Mars High graduate Mani Brueckner, left, seen here fighting for possession during the 2011 WPIAL Class AA girls soccer playoffs, recently turned in a great freshman season at Gannon University.

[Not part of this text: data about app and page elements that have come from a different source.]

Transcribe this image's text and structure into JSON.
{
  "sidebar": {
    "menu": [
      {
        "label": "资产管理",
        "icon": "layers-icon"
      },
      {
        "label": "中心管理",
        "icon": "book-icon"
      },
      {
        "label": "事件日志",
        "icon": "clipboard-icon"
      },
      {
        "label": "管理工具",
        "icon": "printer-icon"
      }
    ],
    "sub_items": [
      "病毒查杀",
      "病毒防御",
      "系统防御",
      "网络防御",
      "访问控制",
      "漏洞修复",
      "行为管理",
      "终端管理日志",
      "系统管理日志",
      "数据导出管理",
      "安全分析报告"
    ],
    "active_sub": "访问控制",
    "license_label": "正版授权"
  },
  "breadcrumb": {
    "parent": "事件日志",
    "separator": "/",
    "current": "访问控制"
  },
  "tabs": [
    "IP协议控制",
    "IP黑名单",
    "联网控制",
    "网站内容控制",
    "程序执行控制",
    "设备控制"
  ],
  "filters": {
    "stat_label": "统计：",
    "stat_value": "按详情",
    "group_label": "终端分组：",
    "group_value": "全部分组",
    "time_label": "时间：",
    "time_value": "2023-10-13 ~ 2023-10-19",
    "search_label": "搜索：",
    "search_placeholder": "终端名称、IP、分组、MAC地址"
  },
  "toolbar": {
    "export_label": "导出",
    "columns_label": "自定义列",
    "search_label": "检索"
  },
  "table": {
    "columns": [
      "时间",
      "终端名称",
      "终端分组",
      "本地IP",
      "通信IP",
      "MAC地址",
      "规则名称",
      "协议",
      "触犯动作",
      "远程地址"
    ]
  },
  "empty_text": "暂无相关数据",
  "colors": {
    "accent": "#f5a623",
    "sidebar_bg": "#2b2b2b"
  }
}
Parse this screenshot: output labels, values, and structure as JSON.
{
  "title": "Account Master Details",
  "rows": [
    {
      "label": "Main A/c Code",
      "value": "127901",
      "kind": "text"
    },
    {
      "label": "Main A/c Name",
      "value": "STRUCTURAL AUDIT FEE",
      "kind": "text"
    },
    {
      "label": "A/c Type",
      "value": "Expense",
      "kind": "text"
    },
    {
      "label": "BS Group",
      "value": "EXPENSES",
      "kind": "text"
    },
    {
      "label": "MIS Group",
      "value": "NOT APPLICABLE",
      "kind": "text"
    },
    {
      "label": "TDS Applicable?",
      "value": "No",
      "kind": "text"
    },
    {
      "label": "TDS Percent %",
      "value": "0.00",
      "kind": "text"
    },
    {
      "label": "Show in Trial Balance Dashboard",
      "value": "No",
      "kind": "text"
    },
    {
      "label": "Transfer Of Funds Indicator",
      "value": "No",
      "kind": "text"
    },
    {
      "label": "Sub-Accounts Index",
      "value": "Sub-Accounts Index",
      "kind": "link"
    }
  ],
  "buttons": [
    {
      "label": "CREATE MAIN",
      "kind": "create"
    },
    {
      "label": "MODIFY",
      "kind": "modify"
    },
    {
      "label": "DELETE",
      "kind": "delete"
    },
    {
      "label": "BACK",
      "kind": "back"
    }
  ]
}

ERIE — In four years with the Mars girls soccer team, Mani Brueckner posted gaudy statistics and helped the Planets reach new heights. Her freshman season at Gannon University featured much of the same. After leading the Golden Knights to the most wins in program history, Brueckner was recently named Pennsylvania State Athletic Conference Athlete and Freshman of the Year. She tallied 10 goals and 13 assists in 19 games for Gannon, becoming the first player to earn both PSAC awards since 2006. Her 13 assists broke the school record and her average of 0.68 assists per match currently ranks second in the country. Freshmen often have trouble making the jump from high school to collegiate athletics, and initially, Brueckner was no exception. “I wasn’t doing as well as I had expected to do,” she explained. “I guess I just wasn’t used to the physicality of it. That was the biggest difference for me. “At first, it was scary making the change. I was always used to being the dominant force on the field,” Brueckner added. “For me to come in as a small little freshman, I had to adapt to how other people were used to playing.” It didn’t take long for her to become comfortable, though. “After you get those first-game jitters out of the way, you realize it’s just another soccer game,” she said. Brueckner broke through for the first goal of her career in the fifth game of the season, a 1-0 win over Bloomsburg on Sept. 14. It was one of three game-winning goals on the year. “After the first couple of games, I got accustomed to it and figured out a new way to play,” said Brueckner. “Once I started getting used to that, I started doing really well.” From Sept. 19 to Oct. 6, the Mars grad scored eight goals in eight games, including a superb showing against Millersville with three goals and one assist. The outburst of production was a pleasant surprise to 11th-year Gannon head coach Colin Peterson. “She meant a great deal to us,” he said. “It wasn’t just that she was scoring, it’s that she was scoring important goals. “I knew she was talented, but you don’t really expect somebody to make such an impact, especially coming in from a high school season,” he elaborated. “The game is a lot quicker, it’s a lot more physical, it’s a lot tougher. Not only that, but mentally it can be draining, too. “She took it all in stride and she did a phenomenal job.” Brueckner’s 33 points were the fourth-most in Gannon history and ranks 25th in the country. She’s already fifth among the school’s leaders in career assists. Peterson believes one of Brueckner’s greatest assets has nothing to do with her physical attributes. “She has instincts, which you can’t really coach,” he explained. “She has a nose for the goal and there’s not too many of those kids that come around. “Just her mental strength, too,” Peterson added. “She’s competitive and she likes to win.” The two-time Butler Eagle Girls Soccer Player of the Year was an outside midfielder during her days with the Planets, but switched to forward after a few games at Gannon. Playing up top meant she didn’t have to waste as much energy on defense, giving her more opportunity to apply pressure on opposing keepers. “Just in terms of her getting behind defenders, that was big for us,” said Peterson. “She made a lot of good penetrating runs with and without the ball. That kind of set her apart a little bit.” Gannon finished the year 13-4-2 and was ranked No. 7 — the highest in program history — in the final Division II regular season poll, spurring the Knights to an NCAA Tournament berth. Although Gannon suffered a 2-0 upset loss to West Virginia Wesleyan in the first round, it was an eye-opening experience for Brueckner, and one she wants to encounter again. “As a freshman, I didn’t really understand it,” Brueckner admitted. “I didn’t see what the hype was all about. To me, it was just another tournament, another playoff opportunity.” Missed call, illegal challenge flag prove costly to Lions in 34-31 overtime loss to Houston